Several innovative payment plans and legal safeguards for homeowners are attracting property end-users and investors to opt for off-plan real estate in the UAE.
One of the finance schemes includes the homebuyer needing to pay 30 per cent at the time of construction while the remaining 70 per cent is paid after handover of the project after two to three years.
In some cases, developers offer the option of paying the monthly installments of the mortgaged amount after one takes possession of the house. If a homeowner shells out 70 to 80 per cent of the property price during the time of booking through his savings and bank mortgage, he is burdened with paying both home rents and monthly installments for the next couple of years before the project is handed over.
Even some luxury off-plan properties are being offered in staged payments of 10 to 15 per cent semi-annually during project construction that is usually completed in three to four years.
There are also off-plan properties available in the secondary market where the seller either wants to disburse the property before possession if he is assured of a substantial gain, or if he is unable to make future payments to the developer. The cost of an off-plan property closer to handover is significantly higher.
Some of the legal safeguards which have instilled confidence to the homeowners opting for off-plan properties include the escrow law and the Oqood. Oqood, which is the Arabic word for “contracts,” ensures that all properties that have been launched in the market and are under construction are registered with the Dubai Land Department.
All under-construction projects need to have an escrow account with a bank where money collected from the buyers and project financers is deposited. Funds from the account will only be used to pay for the land, insurance, contractors, consultants and project-related marketing and promotions.
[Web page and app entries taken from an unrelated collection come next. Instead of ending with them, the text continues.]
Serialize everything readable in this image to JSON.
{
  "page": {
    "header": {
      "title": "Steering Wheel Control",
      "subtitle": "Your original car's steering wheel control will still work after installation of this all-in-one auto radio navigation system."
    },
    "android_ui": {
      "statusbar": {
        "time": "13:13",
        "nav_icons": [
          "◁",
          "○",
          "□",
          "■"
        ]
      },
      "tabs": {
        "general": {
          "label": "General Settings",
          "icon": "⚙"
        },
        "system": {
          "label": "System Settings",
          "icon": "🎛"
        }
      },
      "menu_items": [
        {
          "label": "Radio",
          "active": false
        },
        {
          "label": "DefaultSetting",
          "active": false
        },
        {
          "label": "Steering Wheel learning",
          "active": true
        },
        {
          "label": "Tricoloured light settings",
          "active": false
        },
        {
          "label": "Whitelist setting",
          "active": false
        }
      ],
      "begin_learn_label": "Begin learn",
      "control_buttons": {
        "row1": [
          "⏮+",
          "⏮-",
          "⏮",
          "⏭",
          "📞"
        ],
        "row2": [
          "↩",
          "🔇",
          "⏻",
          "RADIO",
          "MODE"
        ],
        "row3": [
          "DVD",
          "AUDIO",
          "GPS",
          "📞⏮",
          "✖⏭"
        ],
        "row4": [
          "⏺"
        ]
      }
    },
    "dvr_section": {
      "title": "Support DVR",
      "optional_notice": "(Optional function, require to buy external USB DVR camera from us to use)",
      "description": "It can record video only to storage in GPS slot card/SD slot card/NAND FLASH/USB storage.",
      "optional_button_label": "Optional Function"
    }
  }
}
This is to prevent developers from diverting the project money for other purposes.
• The Oqood system has been made mandatory to register off-plan projects
• The escrow law was introduced to prevent developers from diverting funds
• Property developers and lending institutions offer innovative payment plans
Source: S. Dhar, Special to Properties
The writer is a freelancer